Zero Vision: Another Year of Pedestrian and Cyclist Fatalities in Toronto
Pedestrian and cyclist deaths are becoming almost a daily occurrence on the news — so much so that they no longer come as a shock. While cities like Amsterdam and Paris seem to be becoming more and more pedestrian-friendly, Toronto is lagging behind. Since its implementation in June 2016, it seems John Tory’s Vision Zero plan has zero vision.
The Vision Zero plan was expected to reduce the number of injuries and fatalities in traffic to zero within the next five years. Yet, in 2017 there were 45 pedestrian and cyclist deaths, and 2018 saw that number surpass 45 by early winter.
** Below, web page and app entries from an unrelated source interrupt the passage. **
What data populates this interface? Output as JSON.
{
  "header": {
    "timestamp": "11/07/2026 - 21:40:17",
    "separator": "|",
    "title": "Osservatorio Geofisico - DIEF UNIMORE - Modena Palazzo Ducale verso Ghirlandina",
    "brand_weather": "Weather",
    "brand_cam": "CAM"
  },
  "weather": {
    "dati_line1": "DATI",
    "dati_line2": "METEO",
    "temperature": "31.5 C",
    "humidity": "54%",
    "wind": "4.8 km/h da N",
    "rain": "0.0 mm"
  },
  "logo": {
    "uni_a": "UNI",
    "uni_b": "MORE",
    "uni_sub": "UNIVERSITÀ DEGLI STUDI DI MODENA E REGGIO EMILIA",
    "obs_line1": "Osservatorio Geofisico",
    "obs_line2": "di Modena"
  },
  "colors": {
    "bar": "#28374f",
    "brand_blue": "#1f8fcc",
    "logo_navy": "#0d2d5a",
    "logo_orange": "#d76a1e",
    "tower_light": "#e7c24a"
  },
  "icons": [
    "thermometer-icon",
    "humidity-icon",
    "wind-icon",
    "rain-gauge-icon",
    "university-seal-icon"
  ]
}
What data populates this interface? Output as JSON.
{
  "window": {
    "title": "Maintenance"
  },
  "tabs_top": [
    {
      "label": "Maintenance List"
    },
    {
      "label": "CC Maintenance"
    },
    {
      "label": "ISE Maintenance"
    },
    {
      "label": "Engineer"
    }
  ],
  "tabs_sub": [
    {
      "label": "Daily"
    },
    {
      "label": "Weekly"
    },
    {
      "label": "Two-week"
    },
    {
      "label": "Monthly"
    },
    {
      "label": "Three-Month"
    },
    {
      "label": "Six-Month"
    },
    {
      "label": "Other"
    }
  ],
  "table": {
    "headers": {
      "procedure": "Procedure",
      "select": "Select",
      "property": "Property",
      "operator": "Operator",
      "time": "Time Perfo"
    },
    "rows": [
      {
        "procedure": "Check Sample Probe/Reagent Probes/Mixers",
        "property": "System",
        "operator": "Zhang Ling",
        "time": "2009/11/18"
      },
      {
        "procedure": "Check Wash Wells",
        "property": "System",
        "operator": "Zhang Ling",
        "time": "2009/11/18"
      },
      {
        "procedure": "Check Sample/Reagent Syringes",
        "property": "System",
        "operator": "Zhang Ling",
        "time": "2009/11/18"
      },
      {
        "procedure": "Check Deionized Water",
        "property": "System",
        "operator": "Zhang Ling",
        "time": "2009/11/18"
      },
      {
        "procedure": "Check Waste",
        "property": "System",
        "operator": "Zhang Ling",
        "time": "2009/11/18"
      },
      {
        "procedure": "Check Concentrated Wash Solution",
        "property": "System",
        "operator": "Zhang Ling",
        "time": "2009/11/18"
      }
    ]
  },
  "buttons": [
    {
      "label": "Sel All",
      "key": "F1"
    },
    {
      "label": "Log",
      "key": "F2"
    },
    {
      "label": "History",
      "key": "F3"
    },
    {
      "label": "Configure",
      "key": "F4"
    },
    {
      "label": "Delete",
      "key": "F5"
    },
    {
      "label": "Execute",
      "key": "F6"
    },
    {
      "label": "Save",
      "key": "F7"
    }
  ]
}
2019 isn’t a good year either so far, as there have been 27 fatalities, excluding cyclists, and that number is expected to rise. The CBC reported that seniors compose nearly 80 percent of all pedestrian fatalities in the city. So, why doesn’t the city do more?
Vision Zero 2.0 was launched in March of this year, focusing on lowering speed limits on arterial roads around the city, and adding mid-block crosswalks and more signals at intersections to give pedestrians an advantage. Yet, with all of these safeties in place, people are still dying. As the city strives to push more people to cycle, walk, and use public transit, it seems like there’s no real incentive for them to do so.
It isn’t just the city’s outdated infrastructure that’s responsible. The anecdote of incredibly stressful city-driving in Toronto is so common almost everyone knows it. Yet it’s drivers’ attitudes that need to change, too. There are so many drivers turning right into crosswalks and nearly clipping someone, or ignoring stop signs just to save themselves that extra minute. Cities like New York and Montreal have banned right turns on red lights.
It’s drivers’ responsibility to keep the roads safe too, but the city is incentivizing these dangers. Cars go down the King St. corridor daily, breaking the law. If caught, they face a measly $110 fine. Meanwhile, the fine for fare evasion on the TTC is almost four times that. Anyone that has taken a streetcar knows how stressful it is getting off, because often times cars just don’t stop.
Even the way these things are reported, “pedestrian struck by vehicle,” is a way to shift blame. A car doesn’t just go and hit someone, it is controlled by the driver. Perhaps if headlines read “driver hits pedestrian with a two-ton car,” then maybe people will begin to care.